in terms of the sentiment for a core group of donald trump supporters, that was president in the 1930's as well. there is a parallel between the two. prof. byrnes: in the 1930's, and even among people who wanted the british to win the war, they didn't want to fight it. even on the eve of pearl harbor, most americans did not want to get into the war. it took an event of a of a direct attack on the united states and its territory to convince people that war was necessary. they wanted to help, they didn't want to get involved. throughout the entire period from september 1939 all the way through december 1941, most americans did not want to fight in the war. they just wanted to help. steve: mark byrnes, do you have a book in you on this? prof. byrnes: i hope so. i have been working for several years and researching how groups like america first and the committees to defend america by aiding the allies, the roosevelt administration used radio and

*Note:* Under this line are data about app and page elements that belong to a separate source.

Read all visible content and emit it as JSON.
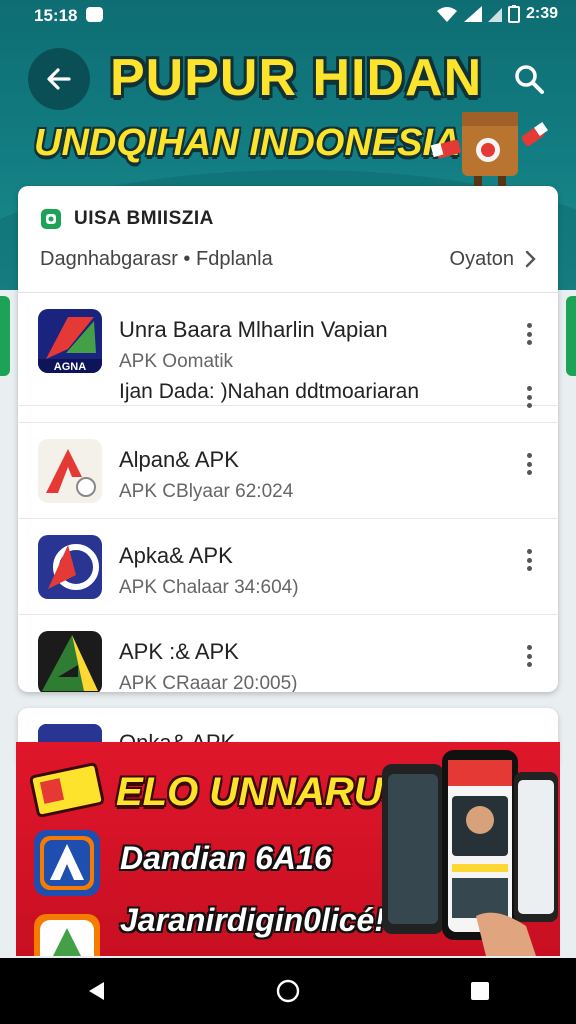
{
  "status_bar": {
    "time": "15:18",
    "battery_time": "2:39"
  },
  "header": {
    "title_line1": "PUPUR HIDAN",
    "title_line2": "UNDQIHAN INDONESIA"
  },
  "card": {
    "title": "UISA BMIISZIA",
    "subtitle": "Dagnhabgarasr • Fdplanla",
    "action_label": "Oyaton"
  },
  "apps": [
    {
      "name": "Unra Baara Mlharlin Vapian",
      "meta": "APK Oomatik",
      "extra": "Ijan Dada: )Nahan ddtmoariaran",
      "icon": "agna-app-icon",
      "icon_label": "AGNA"
    },
    {
      "name": "Alpan& APK",
      "meta": "APK CBlyaar 62:024",
      "icon": "red-a-app-icon"
    },
    {
      "name": "Apka& APK",
      "meta": "APK Chalaar 34:604)",
      "icon": "blue-d-app-icon"
    },
    {
      "name": "APK :& APK",
      "meta": "APK CRaaar 20:005)",
      "icon": "green-a-app-icon"
    }
  ],
  "peek_app": {
    "name": "Onka& APK"
  },
  "promo": {
    "title": "ELO UNNARUS",
    "line1": "Dandian 6A16",
    "line2": "Jaranirdigin0licé!"
  },
  "colors": {
    "header_teal": "#127e83",
    "title_yellow": "#fde32b",
    "promo_red": "#e0162b",
    "accent_green": "#1ca358"
  }
}
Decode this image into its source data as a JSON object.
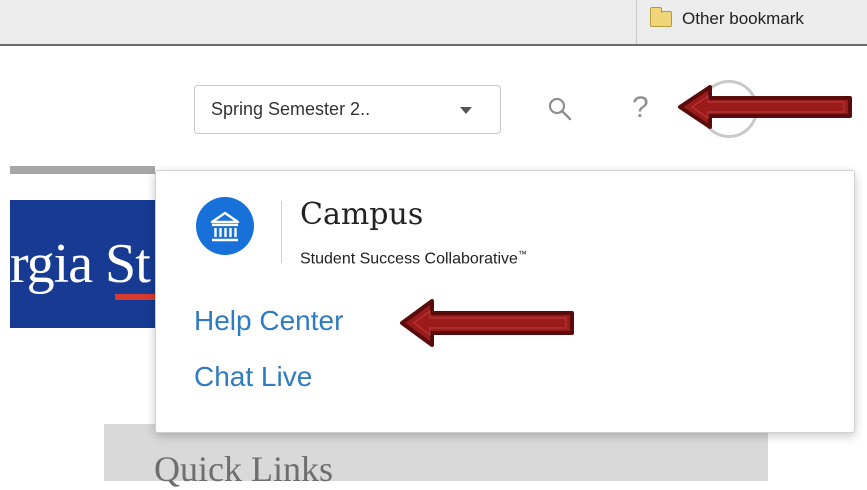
{
  "bookmarks_bar": {
    "items": [
      {
        "label": "Other bookmark",
        "icon": "folder-icon"
      }
    ]
  },
  "header": {
    "term_select": {
      "selected": "Spring Semester 2..",
      "icon": "chevron-down-icon"
    },
    "search": {
      "icon": "search-icon"
    },
    "help": {
      "glyph": "?",
      "icon": "help-icon"
    }
  },
  "page": {
    "school_banner": "rgia St",
    "quick_links": {
      "title": "Quick Links"
    }
  },
  "help_menu": {
    "brand": {
      "name": "Campus",
      "tagline": "Student Success Collaborative",
      "trademark": "™",
      "logo_icon": "building-icon"
    },
    "links": [
      {
        "label": "Help Center"
      },
      {
        "label": "Chat Live"
      }
    ]
  },
  "colors": {
    "accent": "#2f7bbf",
    "logo_blue": "#1771d8",
    "banner_blue": "#173b93",
    "annotation_red": "#9b1b1b"
  }
}
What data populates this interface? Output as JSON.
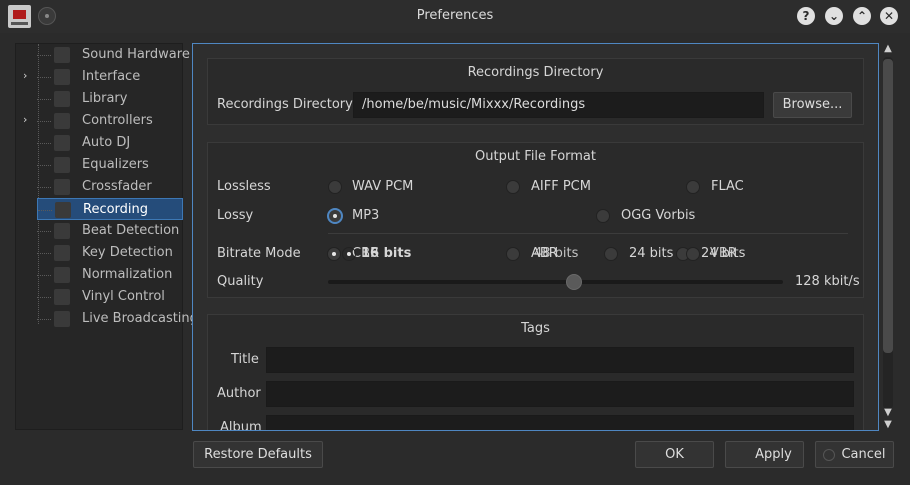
{
  "window": {
    "title": "Preferences"
  },
  "titlebar_buttons": {
    "help": "?",
    "minimize": "⌄",
    "maximize": "⌃",
    "close": "✕"
  },
  "sidebar": {
    "items": [
      {
        "label": "Sound Hardware",
        "icon": "speaker-icon"
      },
      {
        "label": "Interface",
        "icon": "interface-icon",
        "expandable": true
      },
      {
        "label": "Library",
        "icon": "library-icon"
      },
      {
        "label": "Controllers",
        "icon": "controller-icon",
        "expandable": true
      },
      {
        "label": "Auto DJ",
        "icon": "autodj-icon"
      },
      {
        "label": "Equalizers",
        "icon": "equalizer-icon"
      },
      {
        "label": "Crossfader",
        "icon": "crossfader-icon"
      },
      {
        "label": "Recording",
        "icon": "recording-icon",
        "selected": true
      },
      {
        "label": "Beat Detection",
        "icon": "beat-icon"
      },
      {
        "label": "Key Detection",
        "icon": "key-icon"
      },
      {
        "label": "Normalization",
        "icon": "normalization-icon"
      },
      {
        "label": "Vinyl Control",
        "icon": "vinyl-icon"
      },
      {
        "label": "Live Broadcasting",
        "icon": "broadcast-icon"
      }
    ],
    "expander_glyph": "›"
  },
  "recordings_directory": {
    "group_title": "Recordings Directory",
    "label": "Recordings Directory:",
    "path": "/home/be/music/Mixxx/Recordings",
    "browse_button": "Browse..."
  },
  "output_format": {
    "group_title": "Output File Format",
    "lossless_label": "Lossless",
    "lossless_options": [
      "WAV PCM",
      "AIFF PCM",
      "FLAC"
    ],
    "lossy_label": "Lossy",
    "lossy_options": [
      "MP3",
      "OGG Vorbis"
    ],
    "bitrate_mode_label": "Bitrate Mode",
    "bitrate_overlap_text": [
      "CBR",
      "16 bits",
      "ABR",
      "48 bits",
      "24 bits",
      "24 bits",
      "VBR"
    ],
    "quality_label": "Quality",
    "quality_value": "128 kbit/s",
    "quality_fraction": 0.54
  },
  "tags": {
    "group_title": "Tags",
    "title_label": "Title",
    "author_label": "Author",
    "album_label": "Album"
  },
  "footer": {
    "restore_defaults": "Restore Defaults",
    "ok": "OK",
    "apply": "Apply",
    "cancel": "Cancel"
  }
}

working on something i hope we will see to furition one day. steve: we thank you very much for being with us. associate professor for the department of history at wofford college, i appreciate your time. prof. byrnes: thank you. [captioning performed by the national captioning institute, which is responsible for its caption content and accuracy. visit ncicap.org] >> you are watching american history tv, only on c-span3. >> the summer solstice marked midnight sunday and in fairbanks alaska. the amateur baseball game held at the home started at 10:00 p.m., and because the sun is out for nearly 24 hours, there is no need for additional lighting. up nest -- next, we continue our visit to alaska with the visit to the trends alaska -- transamerica pipeline. the 1970'sem back in was